‘My work is in these neighborhoods’: Mayor-elect Ed Gainey on priorities when he takes office
On today’s episode of The Confluence: Mayor-elect Ed Gainey joins The Confluence to explain the priorities he’ll take on while in office, ranging from creating a diverse administration to advocating for more community policing; and a look at labor challenges facing the state’s agriculture industry as the average age of farmers rises.
Mayor-elect Ed Gainey says he’s looking to reduce disparities, and plans to uphold and review Mayor Bill Peduto’s vaccine mandate
(0:00 - 14:51)
State Rep. Ed Gainey made history Tuesday when he was elected as the city of Pittsburgh’s first Black mayor after upsetting incumbent Bill Peduto in May’s Democratic primary.
“You can’t change anything if you’re not present. ... I told people before, my office is on Grant Street, but my work is in these neighborhoods,” says Gainey. “I need to be out in these neighborhoods, meeting with neighborhood and community leaders, finding out how the city can best serve them, building those bridges that haven’t been built in the past.”
Gainey says he’s looking forward to building partnerships, including among business leaders Downtown and across the city to improve residents' quality of life.
“You know, for years we don’t have an African American or Latino middle class neighborhood. Every neighborhood that looks like me is living in poverty,” says Gainey. “The report came out about … this being the worst city for Black women.”
Gainey is referencing a 2019 report about gender equity in the city, conducted by University of Pittsburgh researchers. The report found despite Pittsburgh being livable for most, it is not so for Black women. According to the research, Black women in the city face steep income inequality, and poor health, employment, and education outcomes.
He says he wants to turn the city’s disparities into opportunities.
The day before the election, Mayor Bill Peduto announced a vaccine requirement for city employees. The city’s police union has already said it will file a grievance against the city for the mandate. Gainey says he plans to uphold the mandate, but will also review whether it’s necessary when he takes office in January.
“I understand why the mayor did it, you have three police officers that passed away, God bless their families,” says Gainey. “We will look to see how we need to implement it, but we will review it based on the science that will be there in January.”
Farmers are aging, leaving the industry’s labor force uncertain
(14:54 - 22:30)
With more than half of people who run Pennsylvania’s farms aged 55 or older, agricultural communities in the state face an uncertain future. 90.5 WESA’s An-Li Herring reports the industry wants to protect farmland and is bracing for a labor shortage.

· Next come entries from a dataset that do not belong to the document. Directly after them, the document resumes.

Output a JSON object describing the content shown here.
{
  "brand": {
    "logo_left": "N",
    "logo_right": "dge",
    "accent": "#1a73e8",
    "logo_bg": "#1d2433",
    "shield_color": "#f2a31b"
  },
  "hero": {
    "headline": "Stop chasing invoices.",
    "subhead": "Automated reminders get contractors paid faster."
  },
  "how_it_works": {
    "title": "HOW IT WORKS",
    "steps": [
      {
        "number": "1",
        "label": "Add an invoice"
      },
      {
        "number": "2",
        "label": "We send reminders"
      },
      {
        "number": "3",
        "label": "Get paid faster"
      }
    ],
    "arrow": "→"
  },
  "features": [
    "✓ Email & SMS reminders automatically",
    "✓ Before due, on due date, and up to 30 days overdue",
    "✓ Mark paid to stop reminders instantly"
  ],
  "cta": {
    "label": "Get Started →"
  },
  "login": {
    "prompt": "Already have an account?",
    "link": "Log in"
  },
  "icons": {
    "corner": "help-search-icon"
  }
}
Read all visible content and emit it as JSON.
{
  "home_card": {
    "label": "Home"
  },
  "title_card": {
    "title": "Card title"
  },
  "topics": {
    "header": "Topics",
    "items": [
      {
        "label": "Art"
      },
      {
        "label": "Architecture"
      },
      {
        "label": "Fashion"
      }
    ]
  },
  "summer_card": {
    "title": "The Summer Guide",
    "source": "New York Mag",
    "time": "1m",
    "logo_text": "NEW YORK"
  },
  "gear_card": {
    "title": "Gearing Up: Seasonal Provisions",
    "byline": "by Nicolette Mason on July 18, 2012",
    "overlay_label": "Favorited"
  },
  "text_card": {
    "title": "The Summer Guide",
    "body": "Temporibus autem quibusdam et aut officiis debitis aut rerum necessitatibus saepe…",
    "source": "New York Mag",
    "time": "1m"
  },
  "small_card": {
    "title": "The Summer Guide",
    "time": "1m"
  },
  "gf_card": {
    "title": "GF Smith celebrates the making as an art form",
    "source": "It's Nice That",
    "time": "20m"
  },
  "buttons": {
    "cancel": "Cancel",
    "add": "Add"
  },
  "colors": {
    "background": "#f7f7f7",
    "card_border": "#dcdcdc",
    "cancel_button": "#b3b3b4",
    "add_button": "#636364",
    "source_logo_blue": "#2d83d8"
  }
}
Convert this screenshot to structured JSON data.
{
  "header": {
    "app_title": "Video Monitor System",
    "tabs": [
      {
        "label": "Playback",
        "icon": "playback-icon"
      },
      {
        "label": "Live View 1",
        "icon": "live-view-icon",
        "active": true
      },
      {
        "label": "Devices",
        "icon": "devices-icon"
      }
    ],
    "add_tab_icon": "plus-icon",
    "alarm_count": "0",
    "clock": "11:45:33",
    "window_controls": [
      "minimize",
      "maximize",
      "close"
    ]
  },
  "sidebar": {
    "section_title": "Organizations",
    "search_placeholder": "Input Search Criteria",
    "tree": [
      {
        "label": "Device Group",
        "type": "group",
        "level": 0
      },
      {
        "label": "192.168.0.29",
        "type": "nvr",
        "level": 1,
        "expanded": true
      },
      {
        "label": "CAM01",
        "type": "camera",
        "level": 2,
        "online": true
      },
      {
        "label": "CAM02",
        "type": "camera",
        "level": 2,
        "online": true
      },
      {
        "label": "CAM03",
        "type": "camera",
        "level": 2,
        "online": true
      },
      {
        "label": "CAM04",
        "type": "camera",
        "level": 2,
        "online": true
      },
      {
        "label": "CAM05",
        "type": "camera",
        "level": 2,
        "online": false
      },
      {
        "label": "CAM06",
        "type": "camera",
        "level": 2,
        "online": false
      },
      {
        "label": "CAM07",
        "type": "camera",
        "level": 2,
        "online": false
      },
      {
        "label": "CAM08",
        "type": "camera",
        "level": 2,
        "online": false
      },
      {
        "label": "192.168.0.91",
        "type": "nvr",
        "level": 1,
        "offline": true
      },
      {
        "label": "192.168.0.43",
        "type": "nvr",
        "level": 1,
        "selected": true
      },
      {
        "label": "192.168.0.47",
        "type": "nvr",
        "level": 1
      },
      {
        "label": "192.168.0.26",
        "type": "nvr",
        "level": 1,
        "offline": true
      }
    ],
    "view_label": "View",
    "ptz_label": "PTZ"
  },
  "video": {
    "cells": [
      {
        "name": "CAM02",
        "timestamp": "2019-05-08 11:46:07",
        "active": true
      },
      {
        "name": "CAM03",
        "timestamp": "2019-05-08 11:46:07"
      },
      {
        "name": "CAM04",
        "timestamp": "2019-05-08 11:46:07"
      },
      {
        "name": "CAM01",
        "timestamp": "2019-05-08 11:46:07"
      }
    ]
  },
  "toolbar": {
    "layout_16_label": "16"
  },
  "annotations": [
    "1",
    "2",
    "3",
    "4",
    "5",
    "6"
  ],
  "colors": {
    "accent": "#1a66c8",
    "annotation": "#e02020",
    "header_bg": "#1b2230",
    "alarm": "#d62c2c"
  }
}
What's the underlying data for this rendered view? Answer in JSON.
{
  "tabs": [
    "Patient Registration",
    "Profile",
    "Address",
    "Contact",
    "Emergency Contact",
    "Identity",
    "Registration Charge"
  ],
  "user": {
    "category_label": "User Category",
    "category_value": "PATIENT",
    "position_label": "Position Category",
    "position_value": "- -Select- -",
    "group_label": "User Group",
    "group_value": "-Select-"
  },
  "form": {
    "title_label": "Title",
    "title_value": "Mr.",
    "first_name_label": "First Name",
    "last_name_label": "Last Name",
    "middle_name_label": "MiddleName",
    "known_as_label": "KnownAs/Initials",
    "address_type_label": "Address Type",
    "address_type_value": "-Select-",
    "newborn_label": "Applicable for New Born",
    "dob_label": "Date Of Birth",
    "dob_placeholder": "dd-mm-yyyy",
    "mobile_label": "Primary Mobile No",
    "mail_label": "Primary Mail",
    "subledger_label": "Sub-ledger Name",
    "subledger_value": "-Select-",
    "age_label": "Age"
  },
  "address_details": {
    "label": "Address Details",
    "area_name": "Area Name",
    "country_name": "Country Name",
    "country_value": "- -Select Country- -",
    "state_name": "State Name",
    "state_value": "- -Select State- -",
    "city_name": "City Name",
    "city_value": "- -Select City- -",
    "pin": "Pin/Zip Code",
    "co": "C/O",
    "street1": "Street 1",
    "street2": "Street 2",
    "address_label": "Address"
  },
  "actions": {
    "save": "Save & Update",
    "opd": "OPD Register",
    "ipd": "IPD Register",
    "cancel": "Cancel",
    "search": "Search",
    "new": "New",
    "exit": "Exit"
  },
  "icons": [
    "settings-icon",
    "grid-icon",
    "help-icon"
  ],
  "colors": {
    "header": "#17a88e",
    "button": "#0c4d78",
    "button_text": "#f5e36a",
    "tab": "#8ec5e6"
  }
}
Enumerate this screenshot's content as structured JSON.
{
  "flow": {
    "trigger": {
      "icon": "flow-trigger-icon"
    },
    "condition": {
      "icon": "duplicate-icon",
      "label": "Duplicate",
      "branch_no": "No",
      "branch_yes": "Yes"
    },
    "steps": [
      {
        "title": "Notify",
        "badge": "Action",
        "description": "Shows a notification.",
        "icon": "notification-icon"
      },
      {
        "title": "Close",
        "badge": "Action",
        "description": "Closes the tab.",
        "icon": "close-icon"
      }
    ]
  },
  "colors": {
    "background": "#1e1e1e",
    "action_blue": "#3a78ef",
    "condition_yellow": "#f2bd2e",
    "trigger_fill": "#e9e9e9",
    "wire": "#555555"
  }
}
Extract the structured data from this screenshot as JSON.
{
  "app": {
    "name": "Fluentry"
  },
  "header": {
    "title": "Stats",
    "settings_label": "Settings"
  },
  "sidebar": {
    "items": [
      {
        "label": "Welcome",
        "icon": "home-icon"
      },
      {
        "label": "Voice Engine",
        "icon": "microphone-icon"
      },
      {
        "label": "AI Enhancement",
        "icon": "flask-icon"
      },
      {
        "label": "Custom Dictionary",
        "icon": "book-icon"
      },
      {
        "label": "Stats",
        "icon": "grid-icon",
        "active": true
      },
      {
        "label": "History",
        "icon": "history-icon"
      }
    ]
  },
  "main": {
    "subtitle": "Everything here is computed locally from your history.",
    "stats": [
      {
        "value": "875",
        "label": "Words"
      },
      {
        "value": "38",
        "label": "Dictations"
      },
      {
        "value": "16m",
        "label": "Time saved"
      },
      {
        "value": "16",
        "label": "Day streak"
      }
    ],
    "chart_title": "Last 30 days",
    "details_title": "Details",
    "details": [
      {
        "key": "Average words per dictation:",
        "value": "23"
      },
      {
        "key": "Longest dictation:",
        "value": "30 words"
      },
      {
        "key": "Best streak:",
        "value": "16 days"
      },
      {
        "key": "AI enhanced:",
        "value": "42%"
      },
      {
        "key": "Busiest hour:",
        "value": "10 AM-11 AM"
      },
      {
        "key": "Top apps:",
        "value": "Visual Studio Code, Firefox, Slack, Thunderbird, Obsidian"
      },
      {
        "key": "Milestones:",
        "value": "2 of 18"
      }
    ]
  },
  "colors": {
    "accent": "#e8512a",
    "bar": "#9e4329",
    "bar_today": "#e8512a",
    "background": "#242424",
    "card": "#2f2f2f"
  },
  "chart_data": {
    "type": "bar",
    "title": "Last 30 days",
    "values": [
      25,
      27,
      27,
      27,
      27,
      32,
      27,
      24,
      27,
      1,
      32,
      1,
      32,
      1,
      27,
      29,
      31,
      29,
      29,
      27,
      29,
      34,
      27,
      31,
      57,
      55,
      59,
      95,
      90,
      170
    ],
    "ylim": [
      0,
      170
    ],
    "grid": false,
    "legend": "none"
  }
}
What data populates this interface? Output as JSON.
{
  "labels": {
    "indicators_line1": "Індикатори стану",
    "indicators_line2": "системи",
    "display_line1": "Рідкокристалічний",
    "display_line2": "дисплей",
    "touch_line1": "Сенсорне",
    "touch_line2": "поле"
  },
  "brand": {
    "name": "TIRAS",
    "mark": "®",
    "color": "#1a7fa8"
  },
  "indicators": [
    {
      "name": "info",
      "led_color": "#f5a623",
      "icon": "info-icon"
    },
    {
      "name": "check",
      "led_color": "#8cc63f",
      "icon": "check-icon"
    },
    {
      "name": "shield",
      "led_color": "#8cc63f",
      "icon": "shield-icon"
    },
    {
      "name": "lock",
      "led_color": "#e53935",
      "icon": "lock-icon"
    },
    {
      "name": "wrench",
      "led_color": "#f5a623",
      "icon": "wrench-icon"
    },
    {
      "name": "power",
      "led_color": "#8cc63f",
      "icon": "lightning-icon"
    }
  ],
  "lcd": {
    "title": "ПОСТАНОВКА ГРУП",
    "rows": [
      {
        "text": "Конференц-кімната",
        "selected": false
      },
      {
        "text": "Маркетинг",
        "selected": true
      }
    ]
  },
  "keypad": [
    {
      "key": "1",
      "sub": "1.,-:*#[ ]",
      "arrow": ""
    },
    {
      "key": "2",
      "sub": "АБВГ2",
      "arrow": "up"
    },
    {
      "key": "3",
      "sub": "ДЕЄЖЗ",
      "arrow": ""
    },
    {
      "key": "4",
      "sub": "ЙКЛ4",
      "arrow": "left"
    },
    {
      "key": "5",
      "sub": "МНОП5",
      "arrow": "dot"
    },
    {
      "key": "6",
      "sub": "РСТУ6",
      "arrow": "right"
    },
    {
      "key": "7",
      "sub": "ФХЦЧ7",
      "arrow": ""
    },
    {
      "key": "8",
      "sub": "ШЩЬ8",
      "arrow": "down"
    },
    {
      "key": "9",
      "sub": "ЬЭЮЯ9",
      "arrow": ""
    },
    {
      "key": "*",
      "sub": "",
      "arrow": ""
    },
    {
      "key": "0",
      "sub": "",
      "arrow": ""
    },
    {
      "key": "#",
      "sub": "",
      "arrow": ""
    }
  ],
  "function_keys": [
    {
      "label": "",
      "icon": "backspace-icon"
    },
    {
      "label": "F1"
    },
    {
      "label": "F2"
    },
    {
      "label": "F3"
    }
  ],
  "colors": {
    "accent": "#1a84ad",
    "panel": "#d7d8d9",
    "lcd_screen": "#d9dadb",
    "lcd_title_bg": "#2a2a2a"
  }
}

The Confluence, where the news comes together, is 90.5 WESA’s daily news program. Tune in Monday to Thursday at 9 a.m. and 7:30 p.m. to hear newsmakers and innovators take an in-depth look at stories important to the Pittsburgh region. Find more episodes of The Confluence here or wherever you get your podcasts.